Dmitry Storcheus set out to become an economist, but then shifted gears abruptly and went into mathematics. With a Master’s degree from the Courant Institute of Mathematical Sciences of New York University, he now works as a software engineer for Google and continues to conduct research with his academic supervisor and work on his PhD thesis. Here, he tells Success Builder why ICEF Mathematics graduates are head and shoulders above their U.S. competitors, why Facebook and Google are opening departments at universities, what ‘self-learning neural networks’ are and whether they threaten to unleash a real-life ‘Terminator’ against humanity.
This year, alternatives to studying abroad are as relevant as never before. HSE University annually launches new joint programmes with world’s biggest universities. One of HSE’s oldest and most recognized double degree programmes is the ICEF bachelor’s programme, in which students can earn a degree not only from HSE University, but from the University of London as well. Below, we talk about the advantages of such a degree, career opportunities after graduation, and the programme prerequisites.

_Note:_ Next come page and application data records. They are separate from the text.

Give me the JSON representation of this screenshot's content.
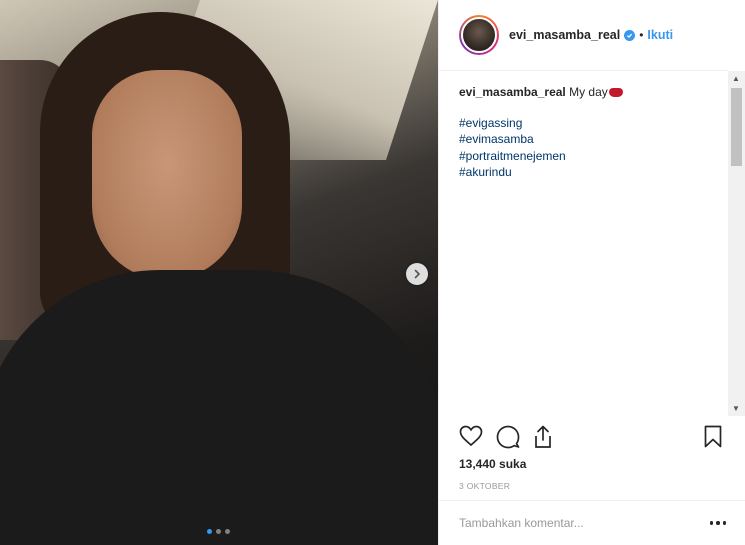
{
  "photo": {
    "carousel_dots": 3,
    "active_dot": 0
  },
  "header": {
    "username": "evi_masamba_real",
    "separator": "•",
    "follow_label": "Ikuti"
  },
  "caption": {
    "username": "evi_masamba_real",
    "text": "My day",
    "hashtags": [
      "#evigassing",
      "#evimasamba",
      "#portraitmenejemen",
      "#akurindu"
    ]
  },
  "stats": {
    "likes": "13,440 suka",
    "date": "3 OKTOBER"
  },
  "comment": {
    "placeholder": "Tambahkan komentar..."
  },
  "icons": {
    "like": "heart-icon",
    "comment": "comment-icon",
    "share": "share-icon",
    "save": "bookmark-icon",
    "next": "chevron-right-icon",
    "more": "more-options-icon",
    "verified": "verified-badge-icon"
  },
  "colors": {
    "accent": "#3897f0",
    "hashtag": "#003569",
    "muted": "#999999"
  }
}
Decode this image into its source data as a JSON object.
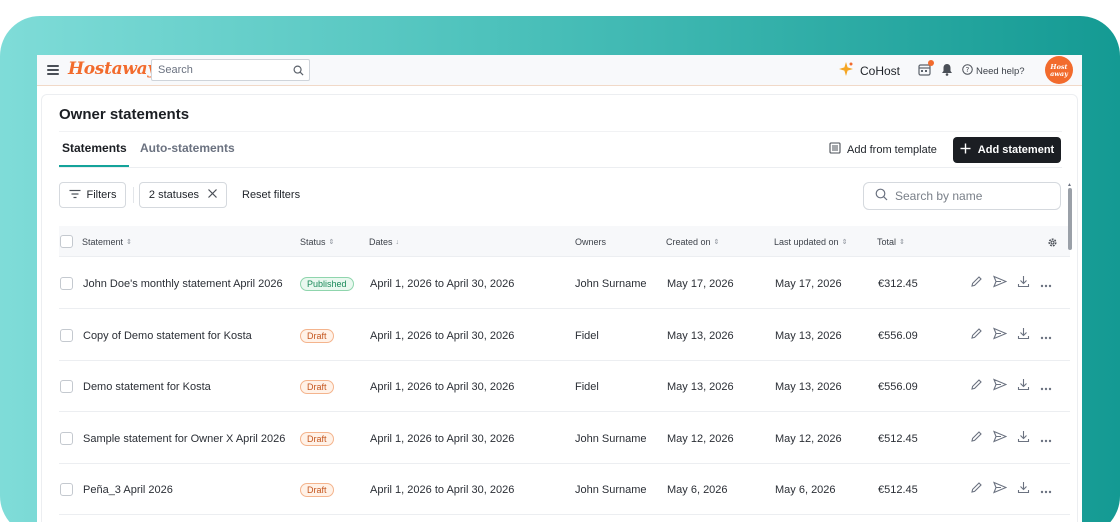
{
  "app": {
    "logo": "Hostaway",
    "search_placeholder": "Search",
    "cohost_label": "CoHost",
    "help_label": "Need help?",
    "avatar_text": "Host away"
  },
  "page": {
    "title": "Owner statements",
    "tabs": [
      {
        "label": "Statements",
        "active": true
      },
      {
        "label": "Auto-statements",
        "active": false
      }
    ],
    "add_from_template_label": "Add from template",
    "add_statement_label": "Add statement"
  },
  "filters": {
    "filters_label": "Filters",
    "status_chip_label": "2 statuses",
    "reset_label": "Reset filters",
    "search_placeholder": "Search by name"
  },
  "table": {
    "columns": [
      "Statement",
      "Status",
      "Dates",
      "Owners",
      "Created on",
      "Last updated on",
      "Total"
    ],
    "rows": [
      {
        "statement": "John Doe's monthly statement April 2026",
        "status": "Published",
        "dates": "April 1, 2026 to April 30, 2026",
        "owners": "John Surname",
        "created": "May 17, 2026",
        "updated": "May 17, 2026",
        "total": "€312.45"
      },
      {
        "statement": "Copy of Demo statement for Kosta",
        "status": "Draft",
        "dates": "April 1, 2026 to April 30, 2026",
        "owners": "Fidel",
        "created": "May 13, 2026",
        "updated": "May 13, 2026",
        "total": "€556.09"
      },
      {
        "statement": "Demo statement for Kosta",
        "status": "Draft",
        "dates": "April 1, 2026 to April 30, 2026",
        "owners": "Fidel",
        "created": "May 13, 2026",
        "updated": "May 13, 2026",
        "total": "€556.09"
      },
      {
        "statement": "Sample statement for Owner X April 2026",
        "status": "Draft",
        "dates": "April 1, 2026 to April 30, 2026",
        "owners": "John Surname",
        "created": "May 12, 2026",
        "updated": "May 12, 2026",
        "total": "€512.45"
      },
      {
        "statement": "Peña_3 April 2026",
        "status": "Draft",
        "dates": "April 1, 2026 to April 30, 2026",
        "owners": "John Surname",
        "created": "May 6, 2026",
        "updated": "May 6, 2026",
        "total": "€512.45"
      }
    ]
  },
  "colors": {
    "brand": "#f26b2d",
    "accent": "#14a39a",
    "primary_button": "#1b1e23",
    "published": "#1b8a5a",
    "draft": "#c4561e"
  },
  "icons": [
    "menu-icon",
    "search-icon",
    "sparkle-icon",
    "calendar-icon",
    "bell-icon",
    "help-icon",
    "template-icon",
    "plus-icon",
    "filter-icon",
    "close-icon",
    "gear-icon",
    "sort-icon",
    "edit-icon",
    "send-icon",
    "download-icon",
    "more-icon"
  ]
}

The University of London (UoL) has completed the monitoring of the performance of Teaching Centres that operate under the Teaching Centres Recognition Framework. Upon consideration of the information gathered, the performance achieved by International College of Economics and Finance has been rated as excellent.
Is it difficult to enroll in a university abroad? Where do Russian students go wrong when they start an overseas training programme? Will artificial intelligence eventually replace humans in the domain of Finance? We talked to Dr. Georgy Chabakauri of The London School of Economics and ICEF International Academic Committee to get answers to these and many other questions.

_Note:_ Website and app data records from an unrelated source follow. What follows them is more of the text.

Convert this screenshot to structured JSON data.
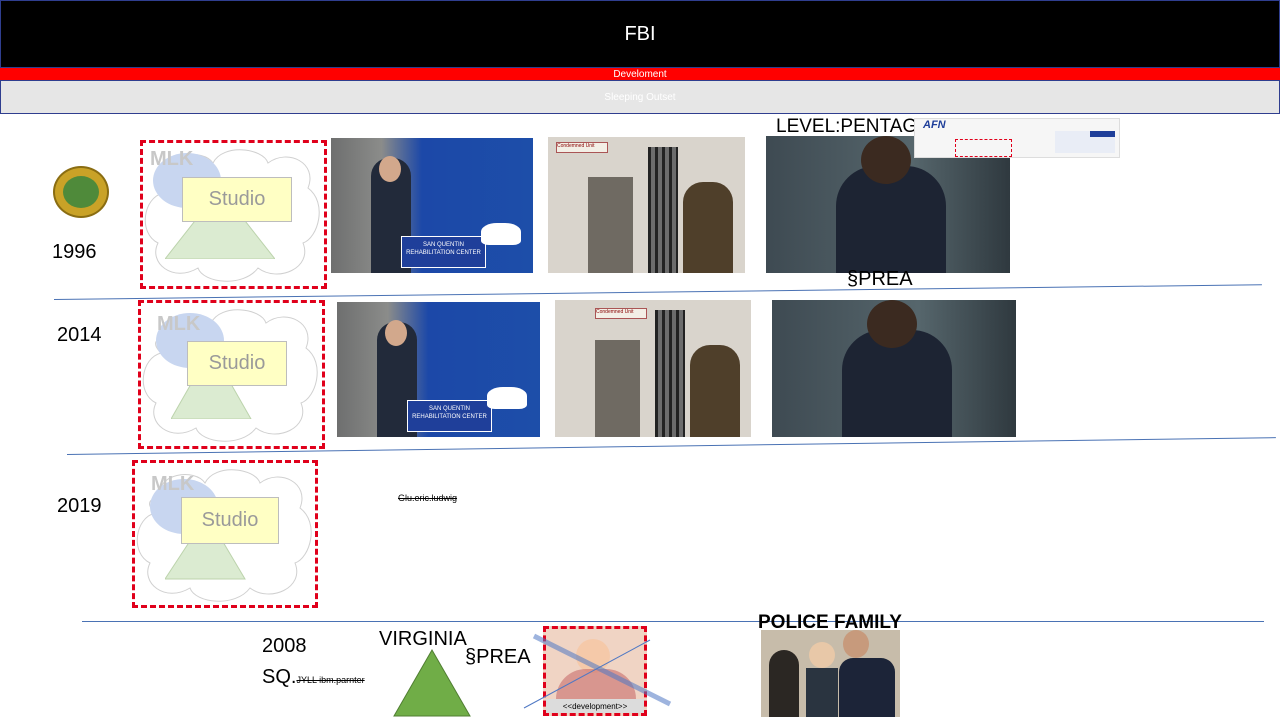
{
  "header": {
    "title": "FBI",
    "subtitle": "Develoment",
    "banner": "Sleeping Outset"
  },
  "rows": [
    {
      "year": "1996",
      "mlk": "MLK",
      "studio": "Studio"
    },
    {
      "year": "2014",
      "mlk": "MLK",
      "studio": "Studio"
    },
    {
      "year": "2019",
      "mlk": "MLK",
      "studio": "Studio"
    }
  ],
  "photos": {
    "podium_sign": "SAN QUENTIN REHABILITATION CENTER",
    "door_sign": "Condemned Unit"
  },
  "labels": {
    "level": "LEVEL:PENTAG",
    "afn": "AFN",
    "prea_top": "§PREA",
    "author": "Glu.eric.ludwig",
    "year_2008": "2008",
    "sq": "SQ.",
    "jyll": "JYLL ibm.parnter",
    "virginia": "VIRGINIA",
    "prea_bottom": "§PREA",
    "development": "<<development>>",
    "police_family": "POLICE FAMILY"
  },
  "colors": {
    "accent_red": "#e0001b",
    "bar_red": "#ff0000",
    "separator": "#4a72b4",
    "triangle_green": "#70ad47"
  }
}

An Endowment for the Development of the International College of Economics and Finance (ICEF) has been created within the HSE Endowment Fund to provide financial support for the ICEF’s long-term projects. Thanks to the endowment, the ICEF will also be able to direct more funds to research and expand the range of opportunities for the professional and personal growth of its students.
Graduates of HSE University’s International College of Economics and Finance (ICEF) traditionally receive their degrees against a backdrop of grand fireplaces, an oak staircase, and a balcony overlooking the Kremlin. This is because the ICEF holds its commencement ceremony at the British ambassador’s residence on the Sofiyskaya Embankment. And this is not by accident. Graduates of the ICEF’s bachelor’s programme receive two degrees from HSE and the University of London, respectively, while graduates of the ICEF’s Master’s Programme in ‘Financial Economics’ receive a degree from HSE and the London School of Economics. This year marked the ICEF’s 19th commencement ceremony.

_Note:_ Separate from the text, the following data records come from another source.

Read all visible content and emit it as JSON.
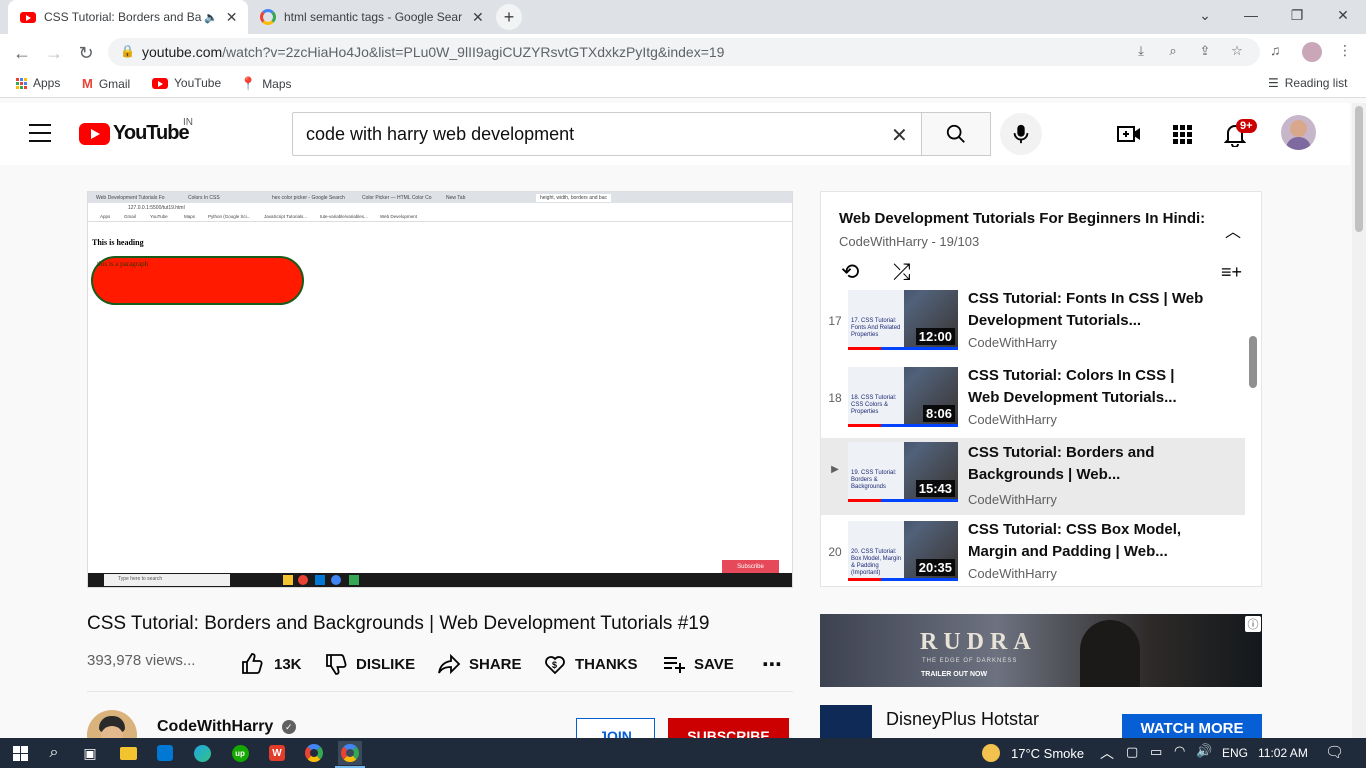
{
  "browser": {
    "tabs": [
      {
        "title": "CSS Tutorial: Borders and Ba",
        "active": true,
        "icon": "youtube-icon",
        "audio": true
      },
      {
        "title": "html semantic tags - Google Sear",
        "active": false,
        "icon": "google-icon"
      }
    ],
    "url_host": "youtube.com",
    "url_path": "/watch?v=2zcHiaHo4Jo&list=PLu0W_9lII9agiCUZYRsvtGTXdxkzPyItg&index=19",
    "bookmarks": [
      "Apps",
      "Gmail",
      "YouTube",
      "Maps"
    ],
    "reading_list": "Reading list"
  },
  "youtube": {
    "logo_text": "YouTube",
    "region": "IN",
    "search_value": "code with harry web development",
    "notification_badge": "9+"
  },
  "player": {
    "inner_tabs": [
      "Web Development Tutorials Fo",
      "Colors In CSS",
      "hex color picker - Google Search",
      "Color Picker — HTML Color Co",
      "New Tab",
      "height, width, borders and bac"
    ],
    "inner_url": "127.0.0.1:5500/tut19.html",
    "inner_bookmarks": [
      "Apps",
      "Gmail",
      "YouTube",
      "Maps",
      "Python (Google Sci...",
      "JavaScript Tutorials...",
      "tute-variable/variables...",
      "Web Development"
    ],
    "inner_heading": "This is heading",
    "inner_paragraph": "this is a paragraph",
    "inner_search": "Type here to search",
    "subscribe_badge": "Subscribe"
  },
  "video": {
    "title": "CSS Tutorial: Borders and Backgrounds | Web Development Tutorials #19",
    "views": "393,978 views...",
    "likes": "13K",
    "dislike_label": "DISLIKE",
    "share_label": "SHARE",
    "thanks_label": "THANKS",
    "save_label": "SAVE"
  },
  "channel": {
    "name": "CodeWithHarry",
    "join_label": "JOIN",
    "subscribe_label": "SUBSCRIBE"
  },
  "playlist": {
    "title": "Web Development Tutorials For Beginners In Hindi:",
    "meta": "CodeWithHarry - 19/103",
    "items": [
      {
        "index": "17",
        "title": "CSS Tutorial: Fonts In CSS | Web Development Tutorials...",
        "channel": "CodeWithHarry",
        "duration": "12:00",
        "thumb_label": "17. CSS Tutorial: Fonts And Related Properties",
        "current": false
      },
      {
        "index": "18",
        "title": "CSS Tutorial: Colors In CSS | Web Development Tutorials...",
        "channel": "CodeWithHarry",
        "duration": "8:06",
        "thumb_label": "18. CSS Tutorial: CSS Colors & Properties",
        "current": false
      },
      {
        "index": "▶",
        "title": "CSS Tutorial: Borders and Backgrounds | Web...",
        "channel": "CodeWithHarry",
        "duration": "15:43",
        "thumb_label": "19. CSS Tutorial: Borders & Backgrounds",
        "current": true
      },
      {
        "index": "20",
        "title": "CSS Tutorial: CSS Box Model, Margin and Padding | Web...",
        "channel": "CodeWithHarry",
        "duration": "20:35",
        "thumb_label": "20. CSS Tutorial: Box Model, Margin & Padding (Important)",
        "current": false
      }
    ]
  },
  "ad": {
    "brand": "RUDRA",
    "tagline": "THE EDGE OF DARKNESS",
    "trailer": "TRAILER OUT NOW",
    "advertiser": "DisneyPlus Hotstar",
    "cta": "WATCH MORE"
  },
  "taskbar": {
    "weather": "17°C  Smoke",
    "language": "ENG",
    "time": "11:02 AM"
  },
  "colors": {
    "youtube_red": "#ff0000",
    "link_blue": "#065fd4",
    "subscribe_red": "#cc0000"
  }
}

The Second ICEF Conference in Applied Economics will be held at HSE University on September 14. The HSE News service spoke with organizers and participants about the upcoming full-day event, which features eight papers presented by renowned specialists from Russia and across Europe and concludes with an evening dinner.
Olesya Kondrakhina, ICEF Principles of Accounting lecturer, Assistant Lecturer for the Management Accounting programme at the University of London and three-time winner of the Best Teacher award at ICEF, spoke on how to keep a lecture hall full of students interested in accounting, the latest technical tools in her arsenal and a childhood dream.
On September 13, 230 graduates of ICEF-UoL Bachelor’s and Master’s programmes received their diplomas. The history of HSE's collaboration with the London School of Economics of the University of London spans more than 20 years and demonstrates the integral role that international cooperation between universities plays in academic, research, and cultural development. The graduates of 2018 are sure to continue this tradition.
This spring we found out that it takes 56,000 LEGO bricks to build an eight-meter-high model of the Titanic and that after more than half a decade, people still aren’t sick of putting together simple pieces of plastic. Sergey Kozlov, a graduate of ICEF and currently LEGO’s operations director in Seoul, told Success Builder why he likes moving, why the Christiansens’ family business doesn’t fire people, and whether or not he gets to play with LEGO bricks at his desk.